McCarthy decries The New York Times’s 2005 disclosure of the Terrorist Surveillance Program (TSP) initiated by President George W. Bush which, he claims, was properly justified solely based upon inherent presidential authority. (Full disclosure: I was equally appalled by the Times’ disclosure of the TSP. But my objection was not predicated upon any belief in unbridled presidential authority. My objection was that the unauthorized disclosure of U.S. communications intelligence activities represented another violation of 18 U.S.C. § 798 left unaddressed by the U.S. government.) Notably, this is a position even the Bush administration eschewed with Congress in favor of predicating the TSP’s legitimacy upon both inherent presidential powers and the authority conferred on the president by the Authorization to Use Military Force (AUMF) approved by Congress in the aftermath of 9/11. Ironically, McCarthy is equally nonplussed by the Bush administration’s subsequent decision to seek congressional authorization of the TSP’s activities through the FISA Amendments Act of 2008. In McCarthy’s view, the “Lawyer Left’s” anti-Bush fervor drove the beleaguered Bush administration to abandon Article II purity in favor of securing congressional approval for the programmatic surveillance that now operates under the authority found in FISA Section 702 (50 U.S.C. § 1881a).
That this programmatic surveillance operation incidentally acquires thousands of U.S. person communications with Section 702 targets, and does so pursuant to collection activities conducted in the U.S. (despite the targets being non U.S. persons reasonably believed to be outside the United States) does not dissuade McCarthy from the view that securing congressional approval for the program’s inclusion in FISA undermines the purist assertion that autonomous presidential authority to conduct foreign intelligence surveillance provides all the constitutional sustenance needed for its operation. Surely, if McCarthy is suggesting, for example, that the Section 702 program could continue beyond its prescribed legislative sunset date sustained solely by the president’s Article II powers, such a posture exposes the frailty of his arguments better than any rebuttal I could offer. Indeed, reading the procedures and oversight that FISA provides for the Section 702 program as recounted by the Supreme Court in its Clapper decision (a recounting hardly necessary in view of the majority’s determination of that case on standing grounds), it is difficult to imagine even this Supreme Court, as currently constituted, sustaining that programmatic surveillance on its merits if its legitimacy were grounded solely upon the presidential power found in Article II.

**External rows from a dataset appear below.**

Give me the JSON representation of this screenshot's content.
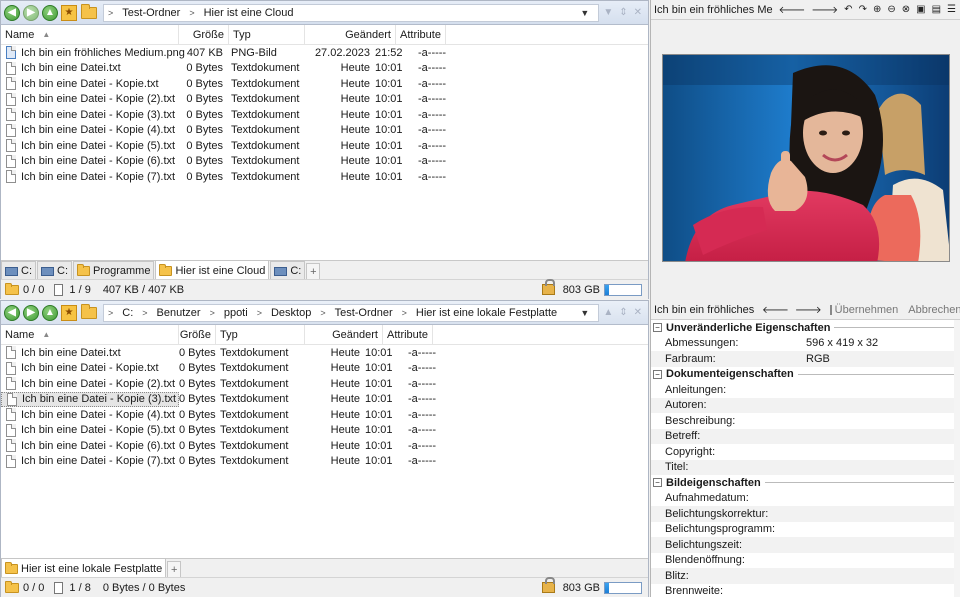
{
  "top_pane": {
    "breadcrumb": [
      "Test-Ordner",
      "Hier ist eine Cloud"
    ],
    "columns": {
      "name": "Name",
      "size": "Größe",
      "type": "Typ",
      "modified": "Geändert",
      "attributes": "Attribute"
    },
    "files": [
      {
        "name": "Ich bin ein fröhliches Medium.png",
        "size": "407 KB",
        "type": "PNG-Bild",
        "date": "27.02.2023",
        "time": "21:52",
        "attr": "-a-----",
        "icon": "image-file-icon"
      },
      {
        "name": "Ich bin eine Datei.txt",
        "size": "0 Bytes",
        "type": "Textdokument",
        "date": "Heute",
        "time": "10:01",
        "attr": "-a-----",
        "icon": "text-file-icon"
      },
      {
        "name": "Ich bin eine Datei - Kopie.txt",
        "size": "0 Bytes",
        "type": "Textdokument",
        "date": "Heute",
        "time": "10:01",
        "attr": "-a-----",
        "icon": "text-file-icon"
      },
      {
        "name": "Ich bin eine Datei - Kopie (2).txt",
        "size": "0 Bytes",
        "type": "Textdokument",
        "date": "Heute",
        "time": "10:01",
        "attr": "-a-----",
        "icon": "text-file-icon"
      },
      {
        "name": "Ich bin eine Datei - Kopie (3).txt",
        "size": "0 Bytes",
        "type": "Textdokument",
        "date": "Heute",
        "time": "10:01",
        "attr": "-a-----",
        "icon": "text-file-icon"
      },
      {
        "name": "Ich bin eine Datei - Kopie (4).txt",
        "size": "0 Bytes",
        "type": "Textdokument",
        "date": "Heute",
        "time": "10:01",
        "attr": "-a-----",
        "icon": "text-file-icon"
      },
      {
        "name": "Ich bin eine Datei - Kopie (5).txt",
        "size": "0 Bytes",
        "type": "Textdokument",
        "date": "Heute",
        "time": "10:01",
        "attr": "-a-----",
        "icon": "text-file-icon"
      },
      {
        "name": "Ich bin eine Datei - Kopie (6).txt",
        "size": "0 Bytes",
        "type": "Textdokument",
        "date": "Heute",
        "time": "10:01",
        "attr": "-a-----",
        "icon": "text-file-icon"
      },
      {
        "name": "Ich bin eine Datei - Kopie (7).txt",
        "size": "0 Bytes",
        "type": "Textdokument",
        "date": "Heute",
        "time": "10:01",
        "attr": "-a-----",
        "icon": "text-file-icon"
      }
    ],
    "tabs": [
      "C:",
      "C:",
      "Programme",
      "Hier ist eine Cloud",
      "C:"
    ],
    "tab_plus": "+",
    "status": {
      "selected": "0 / 0",
      "count": "1 / 9",
      "size": "407 KB / 407 KB",
      "free": "803 GB",
      "free_fraction": 0.1
    }
  },
  "bottom_pane": {
    "breadcrumb": [
      "C:",
      "Benutzer",
      "ppoti",
      "Desktop",
      "Test-Ordner",
      "Hier ist eine lokale Festplatte"
    ],
    "columns": {
      "name": "Name",
      "size": "Größe",
      "type": "Typ",
      "modified": "Geändert",
      "attributes": "Attribute"
    },
    "files": [
      {
        "name": "Ich bin eine Datei.txt",
        "size": "0 Bytes",
        "type": "Textdokument",
        "date": "Heute",
        "time": "10:01",
        "attr": "-a-----",
        "icon": "text-file-icon"
      },
      {
        "name": "Ich bin eine Datei - Kopie.txt",
        "size": "0 Bytes",
        "type": "Textdokument",
        "date": "Heute",
        "time": "10:01",
        "attr": "-a-----",
        "icon": "text-file-icon"
      },
      {
        "name": "Ich bin eine Datei - Kopie (2).txt",
        "size": "0 Bytes",
        "type": "Textdokument",
        "date": "Heute",
        "time": "10:01",
        "attr": "-a-----",
        "icon": "text-file-icon"
      },
      {
        "name": "Ich bin eine Datei - Kopie (3).txt",
        "size": "0 Bytes",
        "type": "Textdokument",
        "date": "Heute",
        "time": "10:01",
        "attr": "-a-----",
        "icon": "text-file-icon",
        "selected": true
      },
      {
        "name": "Ich bin eine Datei - Kopie (4).txt",
        "size": "0 Bytes",
        "type": "Textdokument",
        "date": "Heute",
        "time": "10:01",
        "attr": "-a-----",
        "icon": "text-file-icon"
      },
      {
        "name": "Ich bin eine Datei - Kopie (5).txt",
        "size": "0 Bytes",
        "type": "Textdokument",
        "date": "Heute",
        "time": "10:01",
        "attr": "-a-----",
        "icon": "text-file-icon"
      },
      {
        "name": "Ich bin eine Datei - Kopie (6).txt",
        "size": "0 Bytes",
        "type": "Textdokument",
        "date": "Heute",
        "time": "10:01",
        "attr": "-a-----",
        "icon": "text-file-icon"
      },
      {
        "name": "Ich bin eine Datei - Kopie (7).txt",
        "size": "0 Bytes",
        "type": "Textdokument",
        "date": "Heute",
        "time": "10:01",
        "attr": "-a-----",
        "icon": "text-file-icon"
      }
    ],
    "tabs": [
      "Hier ist eine lokale Festplatte"
    ],
    "tab_plus": "+",
    "status": {
      "selected": "0 / 0",
      "count": "1 / 8",
      "size": "0 Bytes / 0 Bytes",
      "free": "803 GB",
      "free_fraction": 0.1
    }
  },
  "preview_panel": {
    "title": "Ich bin ein fröhliches Medium....",
    "toolbar_icons": [
      "arrow-left-icon",
      "arrow-right-icon",
      "rotate-left-icon",
      "rotate-right-icon",
      "zoom-in-icon",
      "zoom-out-icon",
      "zoom-fit-icon",
      "fullscreen-icon",
      "window-icon",
      "menu-icon"
    ]
  },
  "properties_panel": {
    "title": "Ich bin ein fröhliches ...",
    "apply_label": "Übernehmen",
    "cancel_label": "Abbrechen",
    "sections": [
      {
        "title": "Unveränderliche Eigenschaften",
        "rows": [
          {
            "key": "Abmessungen:",
            "value": "596 x 419 x 32"
          },
          {
            "key": "Farbraum:",
            "value": "RGB"
          }
        ]
      },
      {
        "title": "Dokumenteigenschaften",
        "rows": [
          {
            "key": "Anleitungen:",
            "value": ""
          },
          {
            "key": "Autoren:",
            "value": ""
          },
          {
            "key": "Beschreibung:",
            "value": ""
          },
          {
            "key": "Betreff:",
            "value": ""
          },
          {
            "key": "Copyright:",
            "value": ""
          },
          {
            "key": "Titel:",
            "value": ""
          }
        ]
      },
      {
        "title": "Bildeigenschaften",
        "rows": [
          {
            "key": "Aufnahmedatum:",
            "value": ""
          },
          {
            "key": "Belichtungskorrektur:",
            "value": ""
          },
          {
            "key": "Belichtungsprogramm:",
            "value": ""
          },
          {
            "key": "Belichtungszeit:",
            "value": ""
          },
          {
            "key": "Blendenöffnung:",
            "value": ""
          },
          {
            "key": "Blitz:",
            "value": ""
          },
          {
            "key": "Brennweite:",
            "value": ""
          }
        ]
      }
    ]
  }
}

End the FISA could not close without seeking to convert the FBI’s misfeasance with the Carter Page FISA applications into a misdirected criticism of the FISC and, derivatively, of FISA itself. Like others demanding FISA “reform,” McCarthy offers no detail as to how the FISC judges reviewing the FBI’s tainted Page applications were to have divined that the Bureau had failed in its internal due diligence, butchered its own Woods Procedures and doctored emails, among other failings. More to the point, McCarthy offers no insight as to how the human failings at the FBI, or even those of the FISC if one insists that the judges should have clairvoyantly discerned the FBI’s multiple failings with respect to those Page FISA applications, translate into an identifiable failing of any part of the FISA statute itself – as opposed to the human execution of that statute. Until he and other critics of FISA furnish such detail, it is hard to perceive their criticisms of FISA as anything other than political posturing and transparent opportunism.